→ **Directions**: If a line of the records contains the string "enabled", copy it out.

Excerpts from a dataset
——————

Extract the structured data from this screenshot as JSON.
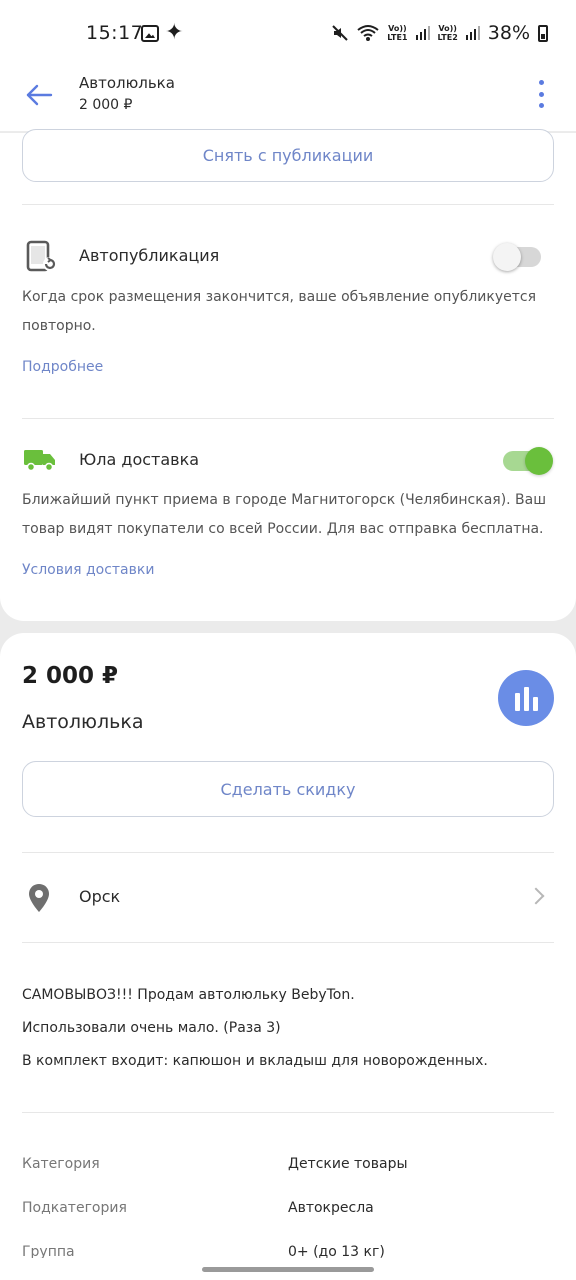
{
  "status_bar": {
    "time": "15:17",
    "battery": "38%",
    "sim1": "Vo)) LTE1",
    "sim2": "Vo)) LTE2",
    "icons": [
      "gallery-icon",
      "sparkle-icon",
      "mute-icon",
      "wifi-icon",
      "signal-icon",
      "battery-icon"
    ]
  },
  "header": {
    "title": "Автолюлька",
    "price": "2 000 ₽",
    "back_icon": "arrow-left-icon",
    "menu_icon": "more-vertical-icon",
    "accent": "#5b7be0"
  },
  "card1": {
    "unpublish_button": "Снять с публикации",
    "autopublish": {
      "title": "Автопубликация",
      "enabled": false,
      "description": "Когда срок размещения закончится, ваше объявление опубликуется повторно.",
      "link": "Подробнее",
      "icon": "device-refresh-icon"
    },
    "delivery": {
      "title": "Юла доставка",
      "enabled": true,
      "description": "Ближайший пункт приема в городе Магнитогорск (Челябинская). Ваш товар видят покупатели со всей России. Для вас отправка бесплатна.",
      "link": "Условия доставки",
      "icon": "delivery-truck-icon",
      "icon_color": "#6abf3c"
    }
  },
  "card2": {
    "price": "2 000 ₽",
    "name": "Автолюлька",
    "stats_icon": "bar-chart-icon",
    "discount_button": "Сделать скидку",
    "location": {
      "city": "Орск",
      "icon": "map-pin-icon"
    },
    "description_lines": [
      "САМОВЫВОЗ!!! Продам автолюльку BebyTon.",
      "Использовали очень мало. (Раза 3)",
      "В комплект входит: капюшон и вкладыш для новорожденных."
    ],
    "attributes": [
      {
        "label": "Категория",
        "value": "Детские товары"
      },
      {
        "label": "Подкатегория",
        "value": "Автокресла"
      },
      {
        "label": "Группа",
        "value": "0+ (до 13 кг)"
      }
    ]
  }
}
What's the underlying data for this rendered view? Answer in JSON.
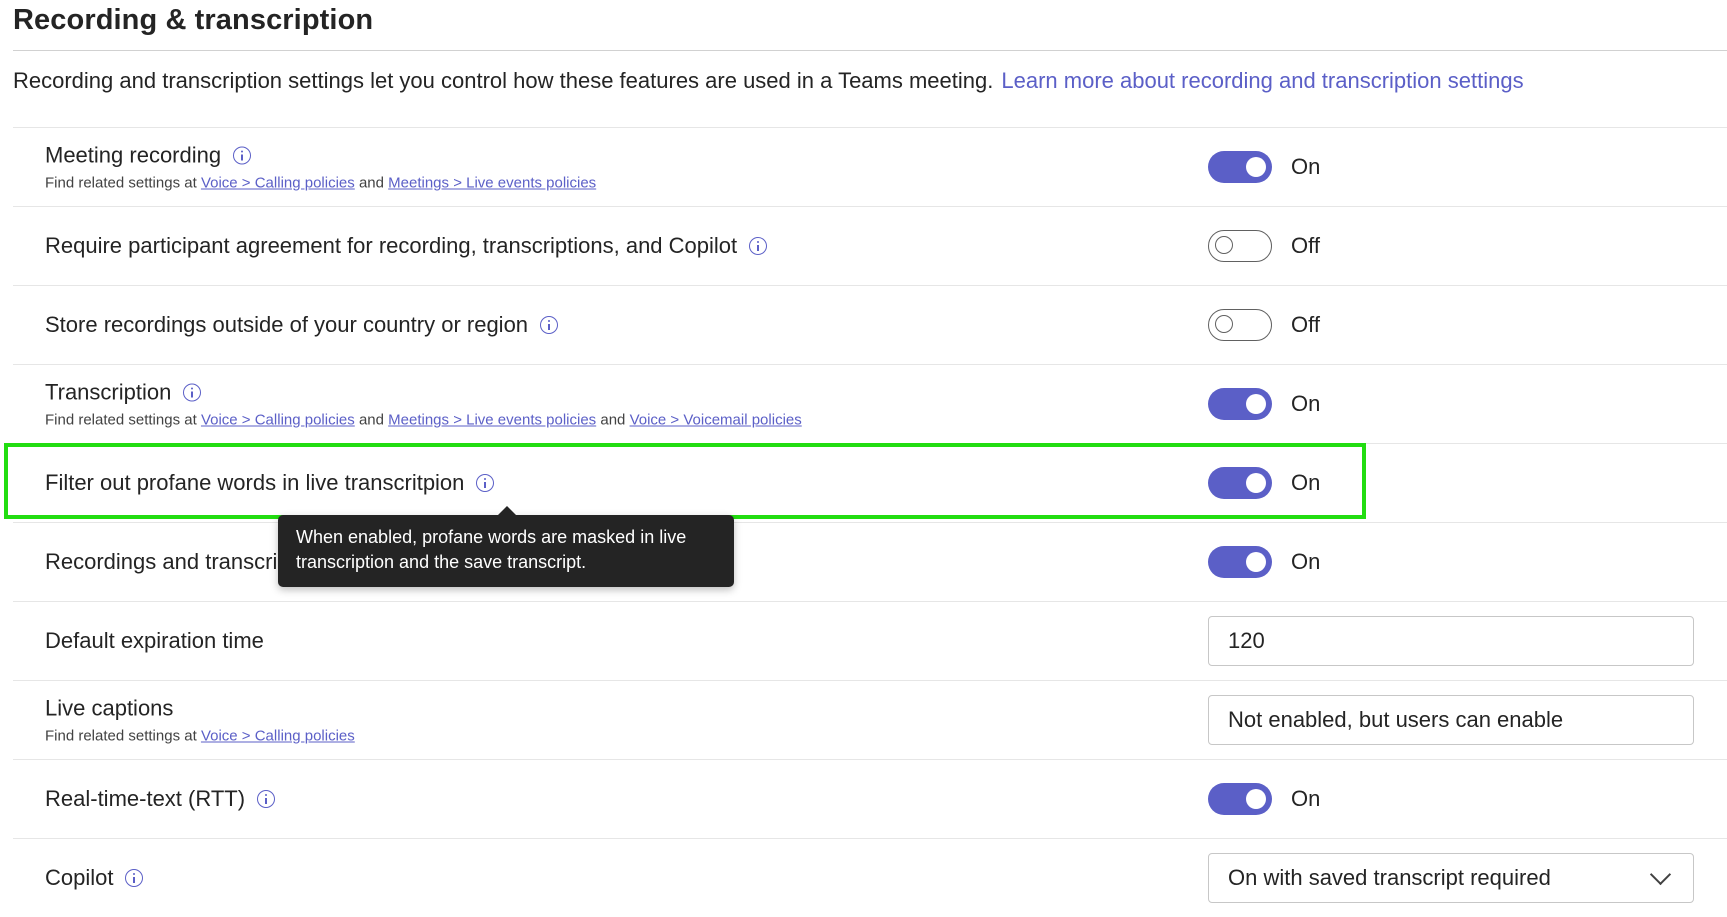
{
  "page": {
    "title": "Recording & transcription",
    "intro": "Recording and transcription settings let you control how these features are used in a Teams meeting.",
    "learn_more": "Learn more about recording and transcription settings"
  },
  "common": {
    "find_related": "Find related settings at",
    "and": "and",
    "voice_calling": "Voice > Calling policies",
    "meetings_live": "Meetings > Live events policies",
    "voice_voicemail": "Voice > Voicemail policies"
  },
  "settings": [
    {
      "label": "Meeting recording",
      "state": "On"
    },
    {
      "label": "Require participant agreement for recording, transcriptions, and Copilot",
      "state": "Off"
    },
    {
      "label": "Store recordings outside of your country or region",
      "state": "Off"
    },
    {
      "label": "Transcription",
      "state": "On"
    },
    {
      "label": "Filter out profane words in live transcritpion",
      "state": "On"
    },
    {
      "label": "Recordings and transcri",
      "state": "On"
    },
    {
      "label": "Default expiration time",
      "value": "120"
    },
    {
      "label": "Live captions",
      "value": "Not enabled, but users can enable"
    },
    {
      "label": "Real-time-text (RTT)",
      "state": "On"
    },
    {
      "label": "Copilot",
      "value": "On with saved transcript required"
    }
  ],
  "tooltip": {
    "text": "When enabled, profane words are masked in live transcription and the save transcript."
  },
  "colors": {
    "accent": "#5b5fc7",
    "highlight": "#22dd11",
    "tooltip_bg": "#242424"
  }
}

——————

→ **Result of the task**:
      "enabled": false,
      "enabled": true,
      "value": "Not enabled, but users can enable"
    "text": "When enabled, profane words are masked in live transcription and the save transcript."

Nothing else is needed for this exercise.